## TASK REQUIREMENTS
Copy each line below that includes "icon".

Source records
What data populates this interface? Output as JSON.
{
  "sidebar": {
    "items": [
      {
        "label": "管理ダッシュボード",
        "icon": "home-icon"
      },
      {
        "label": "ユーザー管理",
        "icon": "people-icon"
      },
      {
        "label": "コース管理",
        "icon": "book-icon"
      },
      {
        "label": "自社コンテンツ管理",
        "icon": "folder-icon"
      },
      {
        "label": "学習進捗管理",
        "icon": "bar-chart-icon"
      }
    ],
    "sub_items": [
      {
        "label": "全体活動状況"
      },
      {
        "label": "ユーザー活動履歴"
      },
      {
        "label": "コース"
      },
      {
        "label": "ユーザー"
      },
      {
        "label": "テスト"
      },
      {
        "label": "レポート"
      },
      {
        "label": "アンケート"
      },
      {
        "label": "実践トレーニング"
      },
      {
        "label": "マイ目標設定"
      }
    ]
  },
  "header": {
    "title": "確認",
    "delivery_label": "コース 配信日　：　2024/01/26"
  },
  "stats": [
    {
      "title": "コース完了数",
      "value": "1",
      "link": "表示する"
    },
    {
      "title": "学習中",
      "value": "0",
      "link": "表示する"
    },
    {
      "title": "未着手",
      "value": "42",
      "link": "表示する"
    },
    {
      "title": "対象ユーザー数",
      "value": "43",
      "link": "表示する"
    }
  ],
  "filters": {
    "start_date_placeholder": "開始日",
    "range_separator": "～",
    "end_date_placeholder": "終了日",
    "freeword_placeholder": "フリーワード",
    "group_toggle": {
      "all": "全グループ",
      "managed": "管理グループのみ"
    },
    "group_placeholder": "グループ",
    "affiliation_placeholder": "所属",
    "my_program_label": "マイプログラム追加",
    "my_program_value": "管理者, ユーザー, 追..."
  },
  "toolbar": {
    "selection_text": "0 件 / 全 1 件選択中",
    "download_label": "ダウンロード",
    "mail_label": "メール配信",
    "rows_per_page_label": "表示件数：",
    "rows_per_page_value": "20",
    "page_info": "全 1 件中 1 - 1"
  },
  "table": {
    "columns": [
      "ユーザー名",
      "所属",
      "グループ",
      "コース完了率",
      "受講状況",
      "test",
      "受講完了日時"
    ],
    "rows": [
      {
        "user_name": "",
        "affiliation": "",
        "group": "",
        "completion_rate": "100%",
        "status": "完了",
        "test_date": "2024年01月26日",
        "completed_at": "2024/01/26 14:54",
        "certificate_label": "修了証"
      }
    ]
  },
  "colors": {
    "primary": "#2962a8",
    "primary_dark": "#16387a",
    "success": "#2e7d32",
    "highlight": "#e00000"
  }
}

## YOUR RESPONSE
        "icon": "home-icon"
        "icon": "people-icon"
        "icon": "book-icon"
        "icon": "folder-icon"
        "icon": "bar-chart-icon"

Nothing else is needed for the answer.